Component data from apps and pages:

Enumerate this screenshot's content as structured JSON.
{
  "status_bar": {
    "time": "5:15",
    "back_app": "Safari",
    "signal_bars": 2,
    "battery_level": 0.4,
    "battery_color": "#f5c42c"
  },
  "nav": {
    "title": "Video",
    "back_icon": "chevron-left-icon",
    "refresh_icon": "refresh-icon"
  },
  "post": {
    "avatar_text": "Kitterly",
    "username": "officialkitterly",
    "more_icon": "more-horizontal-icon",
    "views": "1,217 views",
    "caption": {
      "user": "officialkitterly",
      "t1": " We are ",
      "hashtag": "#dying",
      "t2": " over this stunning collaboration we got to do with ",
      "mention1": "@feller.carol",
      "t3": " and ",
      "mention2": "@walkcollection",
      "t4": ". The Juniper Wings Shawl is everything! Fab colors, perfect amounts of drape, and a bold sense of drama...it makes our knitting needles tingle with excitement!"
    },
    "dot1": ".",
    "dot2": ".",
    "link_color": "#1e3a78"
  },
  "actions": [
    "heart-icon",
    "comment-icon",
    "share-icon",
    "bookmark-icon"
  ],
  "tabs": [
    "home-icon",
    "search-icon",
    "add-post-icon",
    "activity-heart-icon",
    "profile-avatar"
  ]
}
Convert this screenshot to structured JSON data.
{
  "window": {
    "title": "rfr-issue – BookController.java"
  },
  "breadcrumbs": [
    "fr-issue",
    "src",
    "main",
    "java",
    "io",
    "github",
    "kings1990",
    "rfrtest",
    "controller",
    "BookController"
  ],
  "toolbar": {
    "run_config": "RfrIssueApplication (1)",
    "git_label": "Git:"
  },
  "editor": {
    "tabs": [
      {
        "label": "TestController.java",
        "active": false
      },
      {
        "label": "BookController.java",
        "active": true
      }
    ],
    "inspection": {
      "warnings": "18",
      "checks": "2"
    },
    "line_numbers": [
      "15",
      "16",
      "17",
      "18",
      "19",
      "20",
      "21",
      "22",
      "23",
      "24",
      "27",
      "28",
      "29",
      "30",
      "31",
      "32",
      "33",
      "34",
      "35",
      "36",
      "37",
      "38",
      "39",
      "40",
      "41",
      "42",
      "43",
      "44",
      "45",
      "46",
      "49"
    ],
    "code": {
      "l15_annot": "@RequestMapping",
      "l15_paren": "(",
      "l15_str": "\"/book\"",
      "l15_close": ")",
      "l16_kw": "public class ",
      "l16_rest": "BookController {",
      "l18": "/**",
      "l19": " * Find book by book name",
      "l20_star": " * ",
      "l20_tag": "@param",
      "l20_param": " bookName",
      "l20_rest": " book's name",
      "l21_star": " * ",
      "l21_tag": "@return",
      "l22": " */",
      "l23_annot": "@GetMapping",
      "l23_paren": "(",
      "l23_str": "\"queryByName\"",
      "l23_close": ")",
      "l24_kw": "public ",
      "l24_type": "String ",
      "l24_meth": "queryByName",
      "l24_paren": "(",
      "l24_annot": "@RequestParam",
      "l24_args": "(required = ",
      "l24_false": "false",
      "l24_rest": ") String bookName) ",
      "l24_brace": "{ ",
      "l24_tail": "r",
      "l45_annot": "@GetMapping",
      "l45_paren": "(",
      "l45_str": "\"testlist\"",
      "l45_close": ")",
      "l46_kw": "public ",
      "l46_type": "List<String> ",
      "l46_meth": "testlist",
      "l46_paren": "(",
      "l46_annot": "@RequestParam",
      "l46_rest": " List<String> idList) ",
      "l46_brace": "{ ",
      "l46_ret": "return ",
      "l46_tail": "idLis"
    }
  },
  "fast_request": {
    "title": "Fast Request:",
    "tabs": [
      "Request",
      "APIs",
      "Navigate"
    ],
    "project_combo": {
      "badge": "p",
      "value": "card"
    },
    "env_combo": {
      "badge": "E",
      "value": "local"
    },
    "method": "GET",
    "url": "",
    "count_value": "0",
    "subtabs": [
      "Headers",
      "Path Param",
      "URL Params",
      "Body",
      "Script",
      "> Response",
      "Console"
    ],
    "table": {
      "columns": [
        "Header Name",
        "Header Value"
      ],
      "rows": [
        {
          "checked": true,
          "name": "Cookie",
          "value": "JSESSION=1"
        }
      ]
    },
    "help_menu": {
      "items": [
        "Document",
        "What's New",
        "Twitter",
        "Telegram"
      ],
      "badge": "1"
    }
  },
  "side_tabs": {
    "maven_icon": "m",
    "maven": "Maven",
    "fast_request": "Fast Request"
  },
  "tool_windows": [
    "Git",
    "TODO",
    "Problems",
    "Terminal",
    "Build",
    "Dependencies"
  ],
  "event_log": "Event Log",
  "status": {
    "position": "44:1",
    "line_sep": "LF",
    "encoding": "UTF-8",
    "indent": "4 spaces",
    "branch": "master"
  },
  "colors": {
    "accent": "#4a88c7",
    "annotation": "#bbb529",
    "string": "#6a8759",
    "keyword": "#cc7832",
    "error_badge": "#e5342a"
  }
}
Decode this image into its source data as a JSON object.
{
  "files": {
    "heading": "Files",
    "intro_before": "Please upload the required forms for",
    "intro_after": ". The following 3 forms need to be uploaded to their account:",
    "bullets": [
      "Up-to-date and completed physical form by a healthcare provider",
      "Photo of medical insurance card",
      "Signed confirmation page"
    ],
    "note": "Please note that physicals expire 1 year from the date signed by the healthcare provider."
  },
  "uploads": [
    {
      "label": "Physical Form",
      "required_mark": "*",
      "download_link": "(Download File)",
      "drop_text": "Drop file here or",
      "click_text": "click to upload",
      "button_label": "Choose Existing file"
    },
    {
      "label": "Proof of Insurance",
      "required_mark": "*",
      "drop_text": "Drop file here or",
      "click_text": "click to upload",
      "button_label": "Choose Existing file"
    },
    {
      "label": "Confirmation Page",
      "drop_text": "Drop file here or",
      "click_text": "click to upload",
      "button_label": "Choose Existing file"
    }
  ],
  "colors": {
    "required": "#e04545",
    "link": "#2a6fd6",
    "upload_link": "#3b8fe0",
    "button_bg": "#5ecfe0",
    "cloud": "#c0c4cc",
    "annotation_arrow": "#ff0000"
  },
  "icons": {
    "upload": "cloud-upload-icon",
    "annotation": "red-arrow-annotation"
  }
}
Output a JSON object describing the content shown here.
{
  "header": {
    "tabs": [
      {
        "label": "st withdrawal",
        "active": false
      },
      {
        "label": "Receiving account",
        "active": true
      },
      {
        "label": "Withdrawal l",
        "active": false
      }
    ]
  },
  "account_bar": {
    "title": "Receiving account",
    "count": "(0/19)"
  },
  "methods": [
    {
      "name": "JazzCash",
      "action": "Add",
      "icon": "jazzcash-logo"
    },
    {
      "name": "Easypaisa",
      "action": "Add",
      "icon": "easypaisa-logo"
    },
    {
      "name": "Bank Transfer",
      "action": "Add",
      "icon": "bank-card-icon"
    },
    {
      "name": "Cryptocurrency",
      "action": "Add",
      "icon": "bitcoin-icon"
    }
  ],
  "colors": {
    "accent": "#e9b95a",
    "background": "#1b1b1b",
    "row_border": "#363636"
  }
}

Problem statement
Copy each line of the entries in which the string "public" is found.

Result of the task
      "l16_kw": "public class ",
      "l24_kw": "public ",
      "l46_kw": "public ",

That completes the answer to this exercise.